Ask the Teacher - Hans Rabus


The Berlin-based cello pedagogue discusses bow holds, practice regimes and allowing time for improvement

How do you approach teaching young people, and adults?

I teach a few teenagers, but mostly adults between 24 and 64. All students, independently of their level, have one thing in common: they want to feel free and comfortable during their lessons, and it is up to the teacher to make sure they do. The learning processes of a beginner, an advanced amateur and a professional player are comparable – they all have to be cultivated and given time to grow, and they will do so in their own time.

What shortcomings do you encounter most frequently in students?

Uncertainty about their intentions, and an excess of self-criticism. And in case you were expecting me to say ‘intonation’ or ‘position changes’, let me add that I consider these to be lifelong chores that don’t only concern students. On the other hand, I notice that many string players have a stiff bow-arm wrist.

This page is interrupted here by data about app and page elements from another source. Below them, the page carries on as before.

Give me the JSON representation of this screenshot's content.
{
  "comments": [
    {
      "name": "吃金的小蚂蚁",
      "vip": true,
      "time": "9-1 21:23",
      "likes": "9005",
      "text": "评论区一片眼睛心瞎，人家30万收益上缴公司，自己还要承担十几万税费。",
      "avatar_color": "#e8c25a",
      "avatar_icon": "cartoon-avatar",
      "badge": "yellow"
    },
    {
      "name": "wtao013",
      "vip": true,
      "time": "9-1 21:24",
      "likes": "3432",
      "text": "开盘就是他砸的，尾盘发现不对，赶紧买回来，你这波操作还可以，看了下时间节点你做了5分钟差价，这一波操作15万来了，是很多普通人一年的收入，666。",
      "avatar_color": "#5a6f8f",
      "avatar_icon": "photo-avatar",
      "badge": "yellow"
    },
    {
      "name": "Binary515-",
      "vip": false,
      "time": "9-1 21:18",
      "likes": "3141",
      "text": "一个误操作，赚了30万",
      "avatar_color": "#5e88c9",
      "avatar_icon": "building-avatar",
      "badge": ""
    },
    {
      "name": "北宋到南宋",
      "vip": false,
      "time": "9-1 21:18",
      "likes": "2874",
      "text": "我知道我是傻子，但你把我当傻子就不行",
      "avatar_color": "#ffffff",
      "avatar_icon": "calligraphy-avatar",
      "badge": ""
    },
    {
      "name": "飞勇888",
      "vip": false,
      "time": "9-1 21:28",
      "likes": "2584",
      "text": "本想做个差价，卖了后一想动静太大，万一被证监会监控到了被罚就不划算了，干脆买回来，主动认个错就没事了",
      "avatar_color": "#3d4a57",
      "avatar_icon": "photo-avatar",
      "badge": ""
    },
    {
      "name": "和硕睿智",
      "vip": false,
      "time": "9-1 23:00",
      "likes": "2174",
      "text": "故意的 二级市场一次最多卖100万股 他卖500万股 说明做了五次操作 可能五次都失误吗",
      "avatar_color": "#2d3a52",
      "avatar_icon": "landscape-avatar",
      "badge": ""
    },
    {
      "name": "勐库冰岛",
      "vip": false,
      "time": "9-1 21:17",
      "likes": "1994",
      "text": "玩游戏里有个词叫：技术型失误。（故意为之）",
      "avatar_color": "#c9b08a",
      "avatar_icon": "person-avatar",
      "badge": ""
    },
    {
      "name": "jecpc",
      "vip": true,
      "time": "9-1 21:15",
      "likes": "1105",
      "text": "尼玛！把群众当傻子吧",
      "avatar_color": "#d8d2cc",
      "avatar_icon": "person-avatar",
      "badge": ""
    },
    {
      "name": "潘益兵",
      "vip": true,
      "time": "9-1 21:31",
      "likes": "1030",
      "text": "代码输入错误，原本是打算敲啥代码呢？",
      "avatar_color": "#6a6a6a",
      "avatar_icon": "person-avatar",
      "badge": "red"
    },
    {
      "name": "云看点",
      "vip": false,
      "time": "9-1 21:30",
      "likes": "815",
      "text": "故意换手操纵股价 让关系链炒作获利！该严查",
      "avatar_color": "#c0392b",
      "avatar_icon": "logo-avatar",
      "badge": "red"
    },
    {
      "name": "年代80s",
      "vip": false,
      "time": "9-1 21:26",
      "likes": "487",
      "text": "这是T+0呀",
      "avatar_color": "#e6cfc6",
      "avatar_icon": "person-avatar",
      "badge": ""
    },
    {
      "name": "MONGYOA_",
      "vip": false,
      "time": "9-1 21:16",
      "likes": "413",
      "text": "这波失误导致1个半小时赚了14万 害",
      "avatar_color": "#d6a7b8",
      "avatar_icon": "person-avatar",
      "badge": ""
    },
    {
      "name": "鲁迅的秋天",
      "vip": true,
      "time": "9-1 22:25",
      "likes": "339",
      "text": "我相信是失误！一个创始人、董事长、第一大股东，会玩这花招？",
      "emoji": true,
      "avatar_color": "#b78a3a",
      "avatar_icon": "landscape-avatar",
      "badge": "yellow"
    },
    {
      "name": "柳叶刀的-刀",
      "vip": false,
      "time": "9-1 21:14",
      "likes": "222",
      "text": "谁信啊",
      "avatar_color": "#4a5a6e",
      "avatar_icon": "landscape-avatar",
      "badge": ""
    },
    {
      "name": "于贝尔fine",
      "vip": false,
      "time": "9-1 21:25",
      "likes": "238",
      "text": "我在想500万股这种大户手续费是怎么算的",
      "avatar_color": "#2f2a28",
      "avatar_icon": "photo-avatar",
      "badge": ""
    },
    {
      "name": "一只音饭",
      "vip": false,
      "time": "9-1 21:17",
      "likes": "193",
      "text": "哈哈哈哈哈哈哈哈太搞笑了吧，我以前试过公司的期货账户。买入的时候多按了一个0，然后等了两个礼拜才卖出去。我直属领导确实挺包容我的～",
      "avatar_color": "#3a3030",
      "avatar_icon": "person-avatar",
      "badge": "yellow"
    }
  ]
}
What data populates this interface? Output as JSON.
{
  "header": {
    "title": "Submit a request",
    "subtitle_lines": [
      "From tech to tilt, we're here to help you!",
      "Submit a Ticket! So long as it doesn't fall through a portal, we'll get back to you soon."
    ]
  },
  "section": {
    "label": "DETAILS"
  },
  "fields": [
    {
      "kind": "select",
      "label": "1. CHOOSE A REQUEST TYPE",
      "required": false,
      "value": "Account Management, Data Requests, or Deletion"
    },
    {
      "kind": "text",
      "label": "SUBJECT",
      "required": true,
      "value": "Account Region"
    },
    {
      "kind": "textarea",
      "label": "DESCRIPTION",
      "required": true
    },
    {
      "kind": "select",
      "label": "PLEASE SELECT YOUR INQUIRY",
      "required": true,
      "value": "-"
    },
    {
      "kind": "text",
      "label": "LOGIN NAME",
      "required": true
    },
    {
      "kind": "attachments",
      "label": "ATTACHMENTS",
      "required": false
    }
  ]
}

Already subscribed? Please sign in

Subscribe to continue reading…

We’re delighted that you are enjoying our website. For a limited period, you can try an online subscription to The Strad completely free of charge.

  • Free 7-day trial

    Not sure about subscribing? Sign up now to read this article in full and you’ll also receive unlimited access to premium online content, including the digital edition and online archive for 7 days.

    No strings attached – we won’t ask for your card details

  • Subscribe 

    No more paywalls. To enjoy the best in-depth features and analysis from The Strad’s latest and past issues, upgrade to a subscription now. You’ll also enjoy regular issues and special supplements* and access to an online archive of issues back to 2010.


* Issues and supplements are available as both print and digital editions. Online subscribers will only receive access to the digital versions.